Excerpted data ->
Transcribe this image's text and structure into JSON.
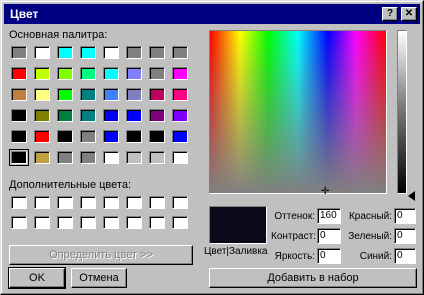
{
  "window": {
    "title": "Цвет",
    "help_label": "?",
    "close_label": "✕"
  },
  "basic_colors": {
    "label": "Основная палитра:",
    "rows": [
      [
        "#808080",
        "#ffffff",
        "#00ffff",
        "#00ffff",
        "#ffffff",
        "#808080",
        "#808080",
        "#808080"
      ],
      [
        "#ff0000",
        "#c0ff00",
        "#80ff00",
        "#00ff80",
        "#00ffff",
        "#8080ff",
        "#808080",
        "#ff00ff"
      ],
      [
        "#c08040",
        "#ffff80",
        "#00ff00",
        "#008080",
        "#4080ff",
        "#8080c0",
        "#c00060",
        "#ff0080"
      ],
      [
        "#000000",
        "#808000",
        "#008040",
        "#008080",
        "#0000ff",
        "#0000ff",
        "#800080",
        "#8000ff"
      ],
      [
        "#000000",
        "#ff0000",
        "#000000",
        "#808080",
        "#0000ff",
        "#000000",
        "#000000",
        "#0000ff"
      ],
      [
        "#000000",
        "#c0a040",
        "#808080",
        "#808080",
        "#ffffff",
        "#c0c0c0",
        "#c0c0c0",
        "#ffffff"
      ]
    ]
  },
  "custom_colors": {
    "label": "Дополнительные цвета:",
    "colors": [
      "#ffffff",
      "#ffffff",
      "#ffffff",
      "#ffffff",
      "#ffffff",
      "#ffffff",
      "#ffffff",
      "#ffffff",
      "#ffffff",
      "#ffffff",
      "#ffffff",
      "#ffffff",
      "#ffffff",
      "#ffffff",
      "#ffffff",
      "#ffffff"
    ]
  },
  "buttons": {
    "define_custom": "Определить цвет >>",
    "ok": "OK",
    "cancel": "Отмена",
    "add_to_custom": "Добавить в набор"
  },
  "preview": {
    "label": "Цвет|Заливка",
    "color": "#0a0a1a"
  },
  "fields": {
    "hue_label": "Оттенок:",
    "hue": "160",
    "sat_label": "Контраст:",
    "sat": "0",
    "lum_label": "Яркость:",
    "lum": "0",
    "red_label": "Красный:",
    "red": "0",
    "green_label": "Зеленый:",
    "green": "0",
    "blue_label": "Синий:",
    "blue": "0"
  }
}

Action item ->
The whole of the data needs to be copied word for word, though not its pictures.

Result ->
Transcribe this image's text and structure into JSON.
{
  "window": {
    "title": "Цвет",
    "help_label": "?",
    "close_label": "✕"
  },
  "basic_colors": {
    "label": "Основная палитра:",
    "rows": [
      [
        "#808080",
        "#ffffff",
        "#00ffff",
        "#00ffff",
        "#ffffff",
        "#808080",
        "#808080",
        "#808080"
      ],
      [
        "#ff0000",
        "#c0ff00",
        "#80ff00",
        "#00ff80",
        "#00ffff",
        "#8080ff",
        "#808080",
        "#ff00ff"
      ],
      [
        "#c08040",
        "#ffff80",
        "#00ff00",
        "#008080",
        "#4080ff",
        "#8080c0",
        "#c00060",
        "#ff0080"
      ],
      [
        "#000000",
        "#808000",
        "#008040",
        "#008080",
        "#0000ff",
        "#0000ff",
        "#800080",
        "#8000ff"
      ],
      [
        "#000000",
        "#ff0000",
        "#000000",
        "#808080",
        "#0000ff",
        "#000000",
        "#000000",
        "#0000ff"
      ],
      [
        "#000000",
        "#c0a040",
        "#808080",
        "#808080",
        "#ffffff",
        "#c0c0c0",
        "#c0c0c0",
        "#ffffff"
      ]
    ]
  },
  "custom_colors": {
    "label": "Дополнительные цвета:",
    "colors": [
      "#ffffff",
      "#ffffff",
      "#ffffff",
      "#ffffff",
      "#ffffff",
      "#ffffff",
      "#ffffff",
      "#ffffff",
      "#ffffff",
      "#ffffff",
      "#ffffff",
      "#ffffff",
      "#ffffff",
      "#ffffff",
      "#ffffff",
      "#ffffff"
    ]
  },
  "buttons": {
    "define_custom": "Определить цвет >>",
    "ok": "OK",
    "cancel": "Отмена",
    "add_to_custom": "Добавить в набор"
  },
  "preview": {
    "label": "Цвет|Заливка",
    "color": "#0a0a1a"
  },
  "fields": {
    "hue_label": "Оттенок:",
    "hue": "160",
    "sat_label": "Контраст:",
    "sat": "0",
    "lum_label": "Яркость:",
    "lum": "0",
    "red_label": "Красный:",
    "red": "0",
    "green_label": "Зеленый:",
    "green": "0",
    "blue_label": "Синий:",
    "blue": "0"
  }
}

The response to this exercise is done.